KANSAS CITY, Kan. — Doctors in the metro are putting out an urgent message about a different kind of health crisis, although it is related to the coronavirus.
People are avoiding a trip to the emergency room over fears of catching COVID-19.
“We know that there are patients who are sitting at home sometimes, maybe having a heart attack, maybe having a stroke that are scared to come in,” said Dr. Mike Lewis with the University of Kansas Health System.
“But we need them to understand: This is very time critical for some of these things that are happening for you and you need to feel comfortable coming to the hospital right now if it’s needed.”
It’s a message shared by a metro mother and 17-year-old.
Kelby Wilchie will be a senior at Center High School next year. Fun-loving and active, Wilchie couldn’t quite understand what was happening to her back on April 27.
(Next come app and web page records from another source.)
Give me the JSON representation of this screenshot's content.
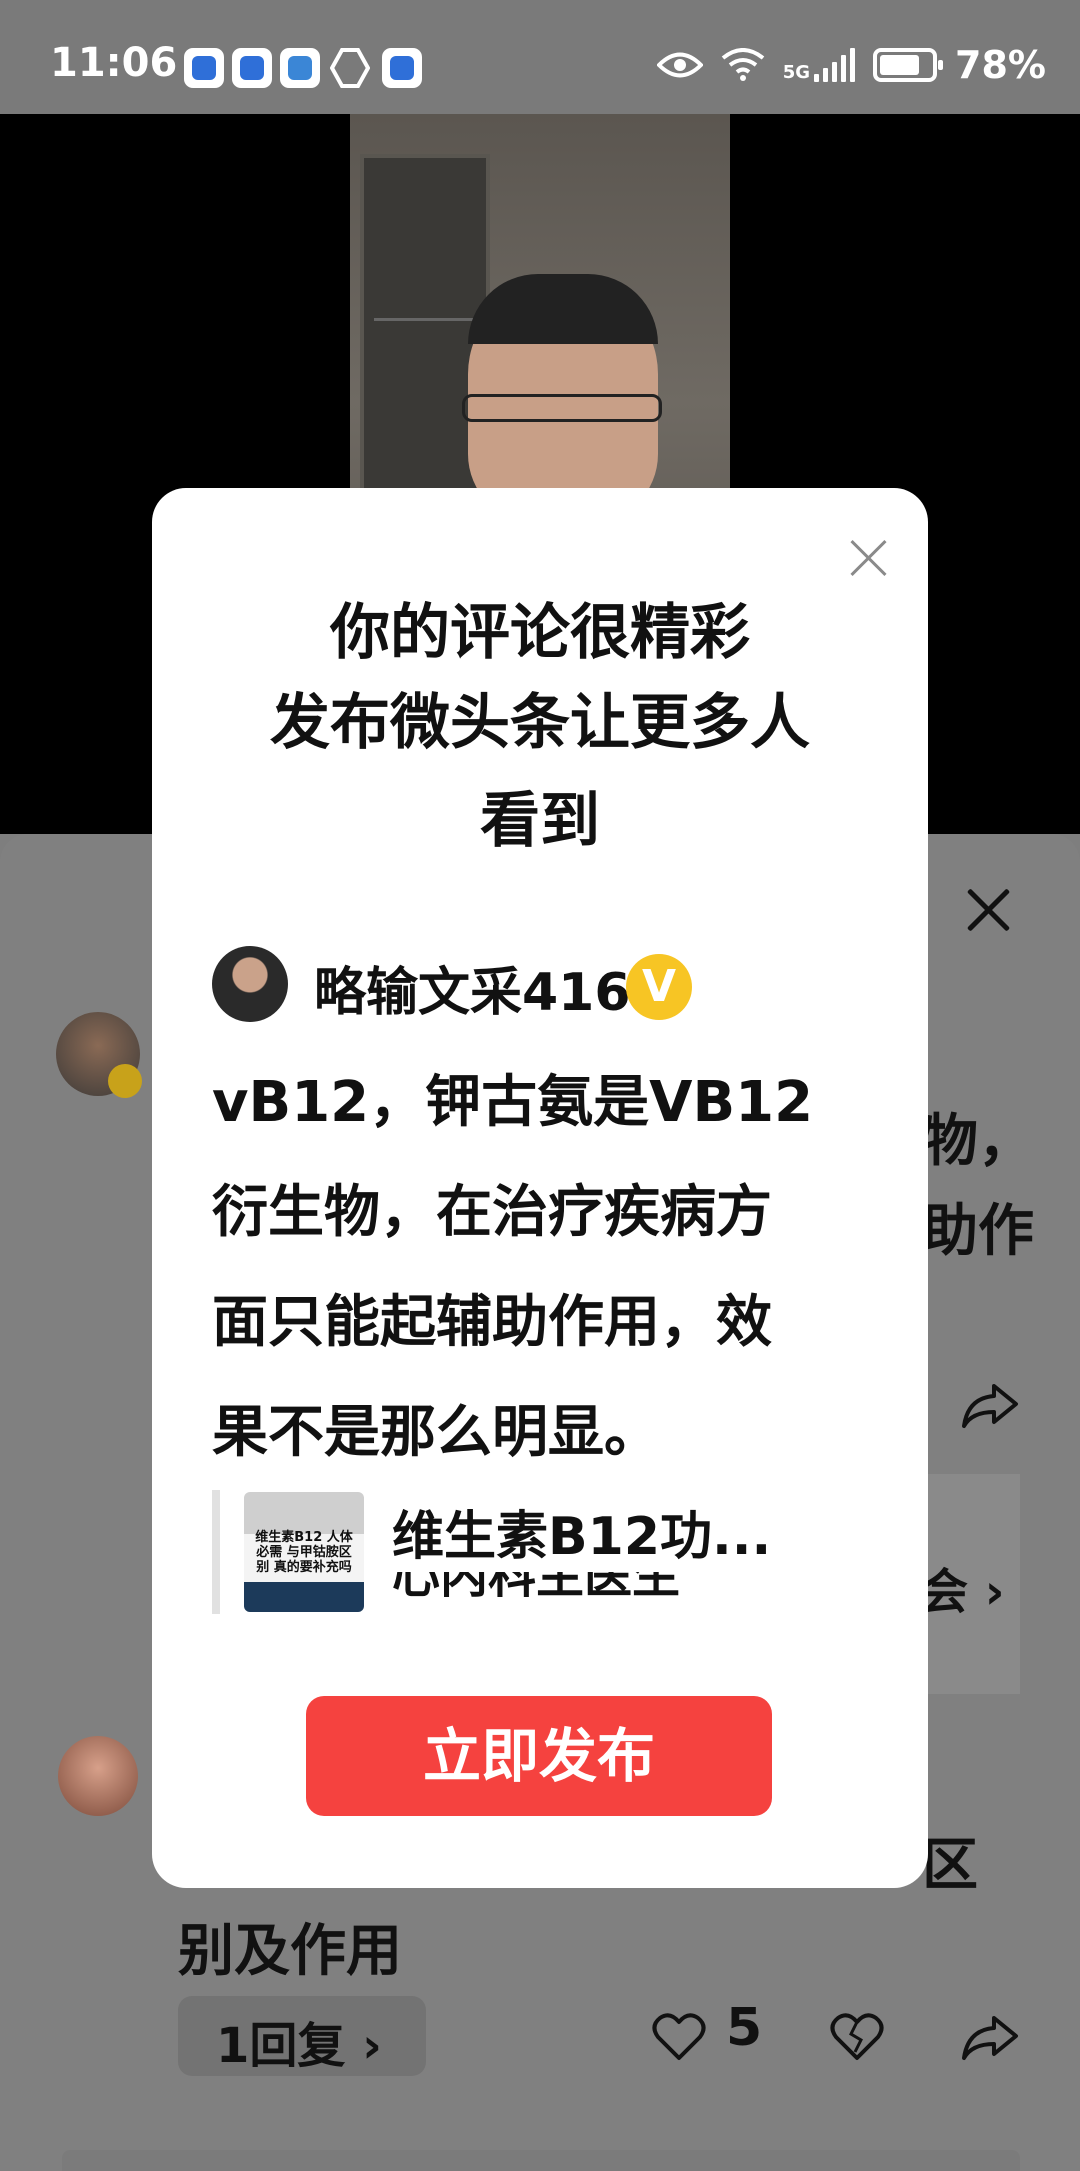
{
  "status_bar": {
    "time": "11:06",
    "network": "5G",
    "battery_percent": "78%",
    "battery_level": 0.78
  },
  "background_comments": {
    "comment1_right_lines": [
      "物，",
      "助作"
    ],
    "card_arrow": "会 ›",
    "comment2_partial_line": "区",
    "comment2_last_line": "别及作用",
    "reply_label": "1回复 ›",
    "like_count": "5"
  },
  "dialog": {
    "title_lines": [
      "你的评论很精彩",
      "发布微头条让更多人",
      "看到"
    ],
    "author_name": "略输文采416",
    "verified_badge": "V",
    "comment_lines": [
      "vB12，钾古氨是VB12",
      "衍生物，在治疗疾病方",
      "面只能起辅助作用，效",
      "果不是那么明显。"
    ],
    "thumbnail_text": "维生素B12 人体必需 与甲钴胺区别 真的要补充吗",
    "link_title": "维生素B12功...",
    "link_subtitle": "心内科主医生",
    "publish_label": "立即发布"
  },
  "colors": {
    "accent_red": "#f5423f",
    "badge_yellow": "#f7c524",
    "overlay_gray": "#808080"
  },
  "icons": [
    "close-icon",
    "share-icon",
    "heart-icon",
    "broken-heart-icon",
    "eye-icon",
    "wifi-icon",
    "signal-icon",
    "battery-icon",
    "verified-badge-icon"
  ]
}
“I didn’t know. I thought I just had a headache,” Wilchie said.
The teenager was actually suffering from a massive stroke. The kind of medical emergency where every passing second can have an impact on long term recovery prospects.
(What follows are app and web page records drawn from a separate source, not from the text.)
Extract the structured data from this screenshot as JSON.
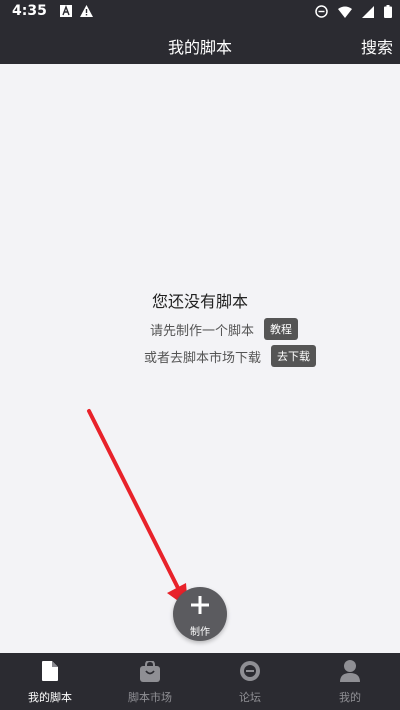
{
  "status": {
    "time": "4:35"
  },
  "header": {
    "title": "我的脚本",
    "search_label": "搜索"
  },
  "empty": {
    "title": "您还没有脚本",
    "line1": "请先制作一个脚本",
    "tutorial_button": "教程",
    "line2": "或者去脚本市场下载",
    "download_button": "去下载"
  },
  "fab": {
    "label": "制作"
  },
  "nav": {
    "items": [
      {
        "label": "我的脚本",
        "icon": "file-icon",
        "active": true
      },
      {
        "label": "脚本市场",
        "icon": "bag-icon",
        "active": false
      },
      {
        "label": "论坛",
        "icon": "chat-icon",
        "active": false
      },
      {
        "label": "我的",
        "icon": "person-icon",
        "active": false
      }
    ]
  },
  "colors": {
    "bar": "#2b2b31",
    "content": "#f3f3f6",
    "arrow": "#e8222a",
    "fab": "#5b5b5f"
  }
}
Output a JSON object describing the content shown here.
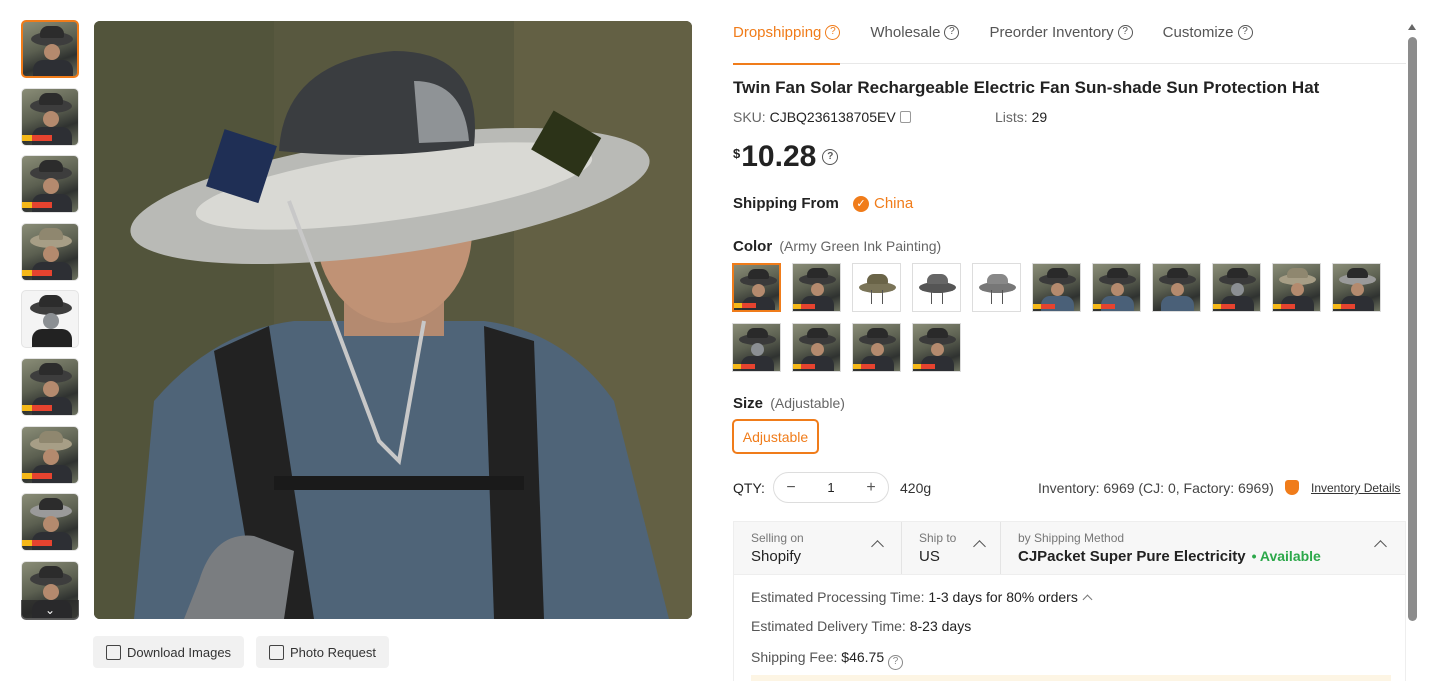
{
  "tabs": [
    {
      "label": "Dropshipping",
      "active": true
    },
    {
      "label": "Wholesale"
    },
    {
      "label": "Preorder Inventory"
    },
    {
      "label": "Customize"
    }
  ],
  "product": {
    "title": "Twin Fan Solar Rechargeable Electric Fan Sun-shade Sun Protection Hat",
    "sku_label": "SKU:",
    "sku": "CJBQ236138705EV",
    "lists_label": "Lists:",
    "lists": "29",
    "currency": "$",
    "price": "10.28"
  },
  "shipping_from": {
    "label": "Shipping From",
    "country": "China"
  },
  "color": {
    "label": "Color",
    "selected": "(Army Green Ink Painting)",
    "swatch_count": 15
  },
  "size": {
    "label": "Size",
    "selected": "(Adjustable)",
    "option": "Adjustable"
  },
  "quantity": {
    "label": "QTY:",
    "value": "1",
    "weight": "420g"
  },
  "inventory": {
    "text": "Inventory: 6969   (CJ: 0, Factory: 6969)",
    "link": "Inventory Details"
  },
  "shipping": {
    "selling_on_label": "Selling on",
    "selling_on": "Shopify",
    "ship_to_label": "Ship to",
    "ship_to": "US",
    "method_label": "by Shipping Method",
    "method": "CJPacket Super Pure Electricity",
    "availability": "• Available",
    "processing_label": "Estimated Processing Time:",
    "processing": "1-3 days for 80% orders",
    "delivery_label": "Estimated Delivery Time:",
    "delivery": "8-23 days",
    "fee_label": "Shipping Fee:",
    "fee": "$46.75"
  },
  "image_actions": {
    "download": "Download Images",
    "photo_request": "Photo Request"
  },
  "colors": {
    "accent": "#f07c1a",
    "available": "#2ca84a"
  }
}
“The longer you wait the more difficult it going to be to intervene and minimize the complications afterward,” Lewis said. “There is maybe no safer place than a hospital right now.”
As for Wilchie, she has a long road to recovery but has set a goal to walk across the stage at graduation next spring. Her long term goal is to become a doctor.
“I’ve always wanted to work in something like this, something that’s bigger than myself,” Wilchie said.